How To Hire The Best #TruckDrivers For Your #Trucking Company- A Joey Slaughter Blog @BlueRidgeTran

Contributing author Joey Slaughter is the owner of Blue Ridge Transport, LLC. A Ringgold, VA based carrier. Joey started his company in 2010 after serving time as an unhappy employee with a local trucking company. The time spent there was not fun but, in hindsight, was a turning point that propelled Joey into the wonderful world of being an entrepreneur. Please visit JoeySlaughter.net for more insightful blogging. 


I’m always reading articles instructing drivers on things to consider when choosing a trucking company to work for. But I haven’t seen very much information for recruiters looking to hire professional drivers. That’s probably a contributing reason to why we can’t tell much difference between the larger trucking companies. They have very similar business practices and you really can’t differentiate their service from the service of their competitors. The color and graphics on the truck are different, but that’s about it.

When recruiters are tasked to fill the seats of a 10,000 truck fleet with an industry average turnover rate of around 95%, they are looking to put “meat in the seat” and are definitely not looking for the best and the brightest. I couldn’t work for a company like that and I can’t offer a solution. I only want to associate with people and companies that are concerned with excellence. That core value always gets lost when quantity is preferred over quality.

Most of the best drivers are in the Less Than Truckload (LTL) sector. The turnover rate there is usually between 10-15%. LTL drivers are usually home every day and are paid for all of their work time. Those are two things not available in the truckload (TL) sector. A load of LTL generates a considerable amount more of revenue than a TL which translates in higher wages to attract the best drivers and to offer regular home time.

TL companies have also been losing drivers to the energy sector. These oil/gas exploration and drilling companies are paying some of the highest wages in the U.S. and are attracting many drivers who can walk away from their current life and take up residence in West Texas, North Dakota and other parts of the country on short notice and reside in less than desirable living conditions, like “man camps” and campgrounds. From my observation, these drivers aren’t the best so don’t be concerned.
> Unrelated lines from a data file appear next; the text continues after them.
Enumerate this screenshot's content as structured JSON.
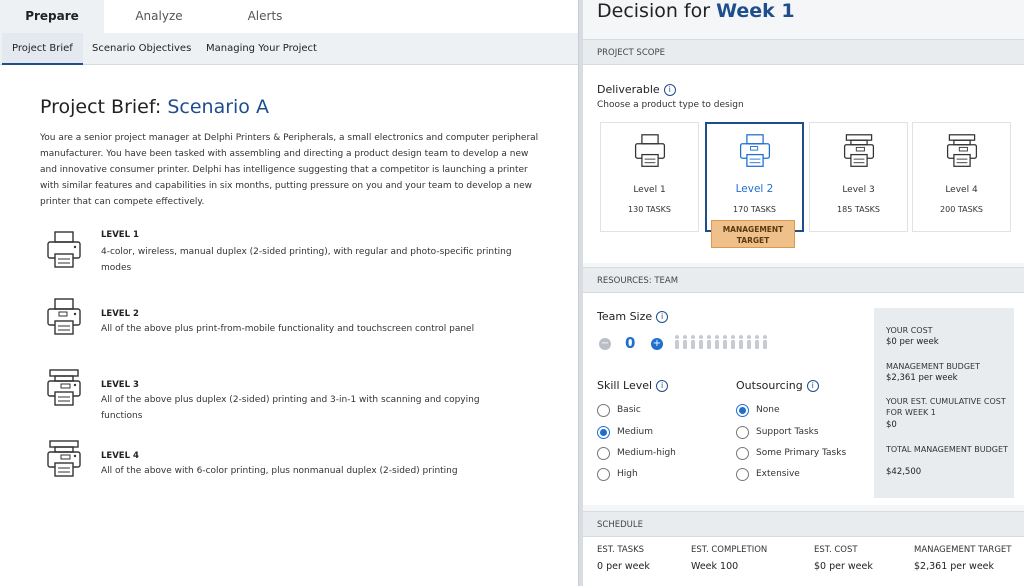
{
  "left": {
    "tabs": [
      "Prepare",
      "Analyze",
      "Alerts"
    ],
    "subtabs": [
      "Project Brief",
      "Scenario Objectives",
      "Managing Your Project"
    ],
    "brief": {
      "title_prefix": "Project Brief:",
      "title_scenario": "Scenario A",
      "intro": "You are a senior project manager at Delphi Printers & Peripherals, a small electronics and computer peripheral manufacturer. You have been tasked with assembling and directing a product design team to develop a new and innovative consumer printer. Delphi has intelligence suggesting that a competitor is launching a printer with similar features and capabilities in six months, putting pressure on you and your team to develop a new printer that can compete effectively."
    },
    "levels": [
      {
        "label": "LEVEL 1",
        "desc": "4-color, wireless, manual duplex (2-sided printing), with regular and photo-specific printing modes"
      },
      {
        "label": "LEVEL 2",
        "desc": "All of the above plus print-from-mobile functionality and touchscreen control panel"
      },
      {
        "label": "LEVEL 3",
        "desc": "All of the above plus duplex (2-sided) printing and 3-in-1 with scanning and copying functions"
      },
      {
        "label": "LEVEL 4",
        "desc": "All of the above with 6-color printing, plus nonmanual duplex (2-sided) printing"
      }
    ]
  },
  "right": {
    "title_prefix": "Decision for",
    "title_week": "Week 1",
    "scope": {
      "header": "PROJECT SCOPE",
      "deliverable_label": "Deliverable",
      "deliverable_hint": "Choose a product type to design",
      "cards": [
        {
          "name": "Level 1",
          "tasks": "130 TASKS"
        },
        {
          "name": "Level 2",
          "tasks": "170 TASKS"
        },
        {
          "name": "Level 3",
          "tasks": "185 TASKS"
        },
        {
          "name": "Level 4",
          "tasks": "200 TASKS"
        }
      ],
      "target_badge": "MANAGEMENT TARGET"
    },
    "resources": {
      "header": "RESOURCES: TEAM",
      "team_size_label": "Team Size",
      "team_size_value": "0",
      "skill_label": "Skill Level",
      "skill_options": [
        "Basic",
        "Medium",
        "Medium-high",
        "High"
      ],
      "skill_selected": "Medium",
      "outsourcing_label": "Outsourcing",
      "outsourcing_options": [
        "None",
        "Support Tasks",
        "Some Primary Tasks",
        "Extensive"
      ],
      "outsourcing_selected": "None",
      "budget": {
        "your_cost_label": "YOUR COST",
        "your_cost_value": "$0 per week",
        "mgmt_budget_label": "MANAGEMENT BUDGET",
        "mgmt_budget_value": "$2,361 per week",
        "cumulative_label": "YOUR EST. CUMULATIVE COST FOR WEEK 1",
        "cumulative_value": "$0",
        "total_label": "TOTAL MANAGEMENT BUDGET",
        "total_value": "$42,500"
      }
    },
    "schedule": {
      "header": "SCHEDULE",
      "cols": [
        {
          "label": "EST. TASKS",
          "value": "0 per week"
        },
        {
          "label": "EST. COMPLETION",
          "value": "Week 100"
        },
        {
          "label": "EST. COST",
          "value": "$0 per week"
        },
        {
          "label": "MANAGEMENT TARGET",
          "value": "$2,361 per week"
        }
      ]
    }
  },
  "colors": {
    "accent": "#1f4e8c",
    "link": "#1f6fcf",
    "target_badge": "#f0c08a"
  },
  "icons": [
    "printer-icon",
    "info-icon",
    "minus-icon",
    "plus-icon",
    "person-icon"
  ]
}
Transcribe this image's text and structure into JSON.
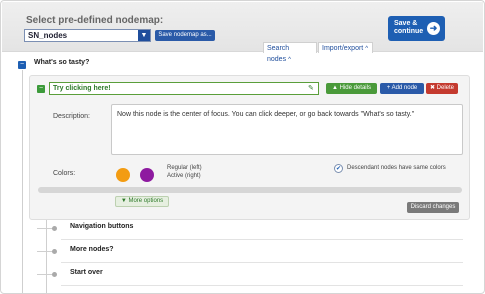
{
  "header": {
    "select_label": "Select pre-defined nodemap:",
    "selected_nodemap": "SN_nodes",
    "save_nodemap_label": "Save nodemap as...",
    "save_continue_label": "Save & continue",
    "tabs": [
      {
        "label": "Search nodes"
      },
      {
        "label": "Import/export"
      }
    ]
  },
  "tree": {
    "root_label": "What's so tasty?",
    "focused_node": {
      "title": "Try clicking here!",
      "hide_details_label": "Hide details",
      "add_node_label": "Add node",
      "delete_label": "Delete",
      "description_label": "Description:",
      "description": "Now this node is the center of focus. You can click deeper, or go back towards \"What's so tasty.\"",
      "colors_label": "Colors:",
      "colors_legend_regular": "Regular (left)",
      "colors_legend_active": "Active (right)",
      "regular_color": "#f39c12",
      "active_color": "#8e1aa0",
      "descendant_label": "Descendant nodes have same colors",
      "descendant_checked": true,
      "more_options_label": "More options",
      "discard_label": "Discard changes"
    },
    "children": [
      {
        "label": "Navigation buttons"
      },
      {
        "label": "More nodes?"
      },
      {
        "label": "Start over"
      }
    ]
  }
}
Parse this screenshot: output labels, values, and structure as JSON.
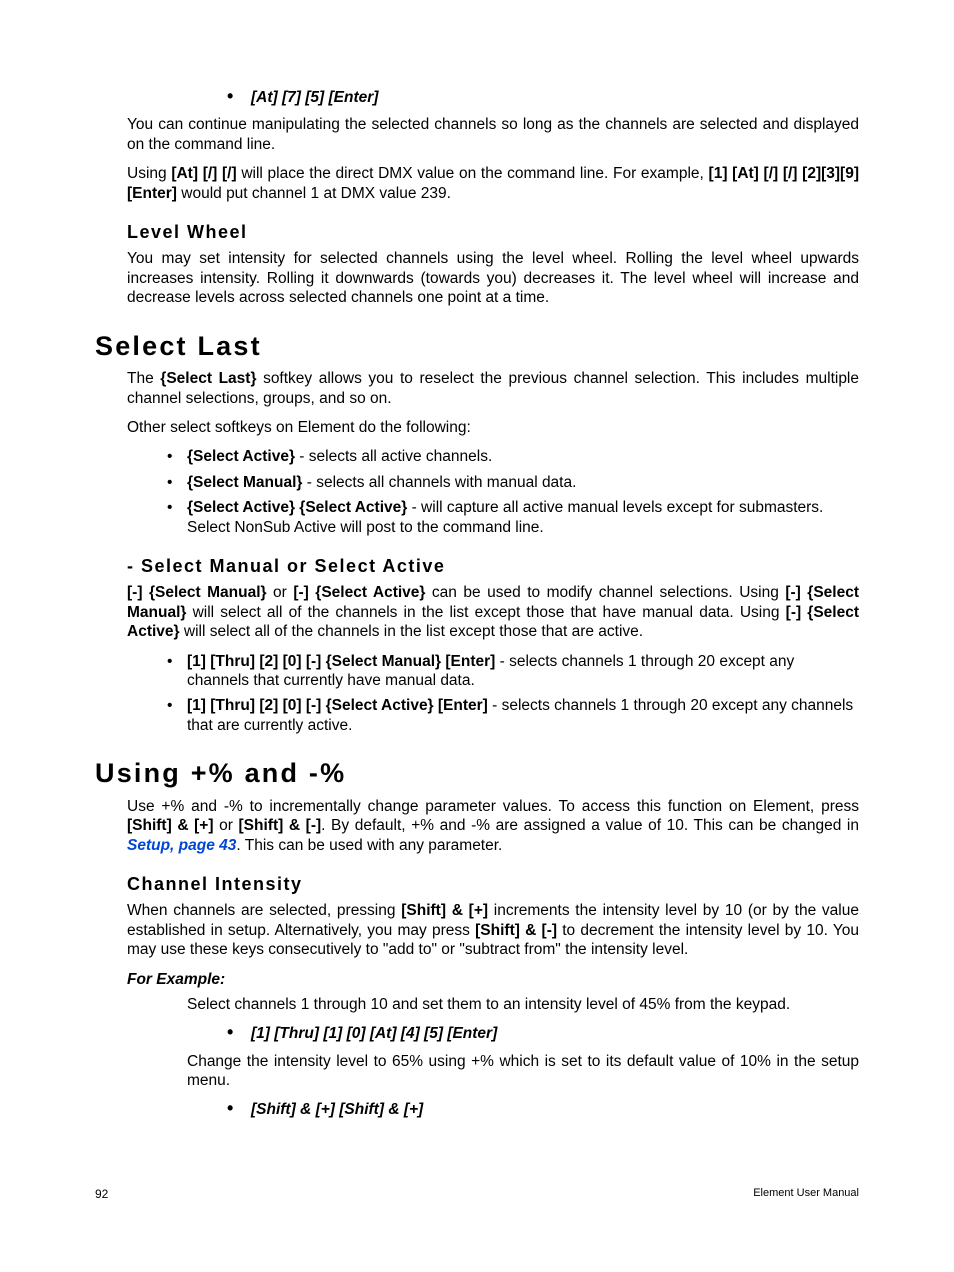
{
  "top_keyseq": "[At] [7] [5] [Enter]",
  "para_cont": "You can continue manipulating the selected channels so long as the channels are selected and displayed on the command line.",
  "para_dmx_pre": "Using ",
  "para_dmx_b1": "[At] [/] [/]",
  "para_dmx_mid": " will place the direct DMX value on the command line. For example, ",
  "para_dmx_b2": "[1] [At] [/] [/] [2][3][9] [Enter]",
  "para_dmx_post": " would put channel 1 at DMX value 239.",
  "h_level_wheel": "Level Wheel",
  "para_level_wheel": "You may set intensity for selected channels using the level wheel. Rolling the level wheel upwards increases intensity. Rolling it downwards (towards you) decreases it. The level wheel will increase and decrease levels across selected channels one point at a time.",
  "h_select_last": "Select Last",
  "sl_para1_pre": "The ",
  "sl_para1_b": "{Select Last}",
  "sl_para1_post": " softkey allows you to reselect the previous channel selection. This includes multiple channel selections, groups, and so on.",
  "sl_para2": "Other select softkeys on Element do the following:",
  "sl_b1_b": "{Select Active}",
  "sl_b1_t": " - selects all active channels.",
  "sl_b2_b": "{Select Manual}",
  "sl_b2_t": " - selects all channels with manual data.",
  "sl_b3_b": "{Select Active} {Select Active}",
  "sl_b3_t": " - will capture all active manual levels except for submasters. Select NonSub Active will post to the command line.",
  "h_sel_man_act": "- Select Manual or Select Active",
  "sma_b1": "[-] {Select Manual}",
  "sma_t1": " or ",
  "sma_b2": "[-] {Select Active}",
  "sma_t2": " can be used to modify channel selections. Using ",
  "sma_b3": "[-] {Select Manual}",
  "sma_t3": " will select all of the channels in the list except those that have manual data. Using ",
  "sma_b4": "[-] {Select Active}",
  "sma_t4": " will select all of the channels in the list except those that are active.",
  "sma_li1_b": "[1] [Thru] [2] [0] [-] {Select Manual} [Enter]",
  "sma_li1_t": " - selects channels 1 through 20 except any channels that currently have manual data.",
  "sma_li2_b": "[1] [Thru] [2] [0] [-] {Select Active} [Enter]",
  "sma_li2_t": " - selects channels 1 through 20 except any channels that are currently active.",
  "h_using_pct": "Using +% and -%",
  "up_t1": "Use +% and -% to incrementally change parameter values. To access this function on Element, press ",
  "up_b1": "[Shift] & [+]",
  "up_t2": " or ",
  "up_b2": "[Shift] & [-]",
  "up_t3": ". By default, +% and -% are assigned a value of 10. This can be changed in ",
  "up_link": "Setup, page 43",
  "up_t4": ". This can be used with any parameter.",
  "h_channel_intensity": "Channel Intensity",
  "ci_t1": "When channels are selected, pressing ",
  "ci_b1": "[Shift] & [+]",
  "ci_t2": " increments the intensity level by 10 (or by the value established in setup. Alternatively, you may press ",
  "ci_b2": "[Shift] & [-]",
  "ci_t3": " to decrement the intensity level by 10. You may use these keys consecutively to \"add to\" or \"subtract from\" the intensity level.",
  "for_example": "For Example:",
  "fe_p1": "Select channels 1 through 10 and set them to an intensity level of 45% from the keypad.",
  "fe_k1": "[1] [Thru] [1] [0] [At] [4] [5] [Enter]",
  "fe_p2": "Change the intensity level to 65% using +% which is set to its default value of 10% in the setup menu.",
  "fe_k2": "[Shift] & [+] [Shift] & [+]",
  "footer_page": "92",
  "footer_right": "Element User Manual"
}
Ok, who’s left to hire? There are plenty of million mile safe drivers out there that you can recruit. These are the top tier drivers that you want in your trucks. In order to attract the very best, you must offer the very best packages. This is what they are looking for:

  • Attractive, modern and dependable equipment – that’s the first thing everyone notice
  • Top Tier Wage and Benefits – You get what you pay for.
  • A comprehensive maintenance program – There’s no room for short cuts here. They want to know you that take care of the equipment they use to make money.
  • A friendly, personal relationship with dispatcher/fleet manager – the most important relationship in a trucking company
  • Fellow top tier drivers – I wouldn’t want to be associated with a company that hires rookies and problem children
  • Individual Attention – There are drivers who want to be home every weekend and some who’ll stay out longer. Work individually with them; no hardline standards i.e. For every 7 days on the road, you get one day off. That’s rookie stuff!

There is an exception to the “don’t hire a rookie” rule that I want to mention. Always consider hiring military veterans. They have worked in high tempo, stressful work environments and are fast learners. I’m very thankful that someone in the trucking industry took a chance and hired me back in 1992 right after I discharged from the Army. And 23 years later, I’m still here!

Joey Slaughter

Joey Slaughter is the owner of Blue Ridge Transport, LLC, a Ringgold, VA based carrier. I started the company in 2010 after serving time as an unhappy employee with a local trucking company. The time spent there was not fun, but in hindsight was a turning point that propelled me into the wonderful world of being an entrepreneur.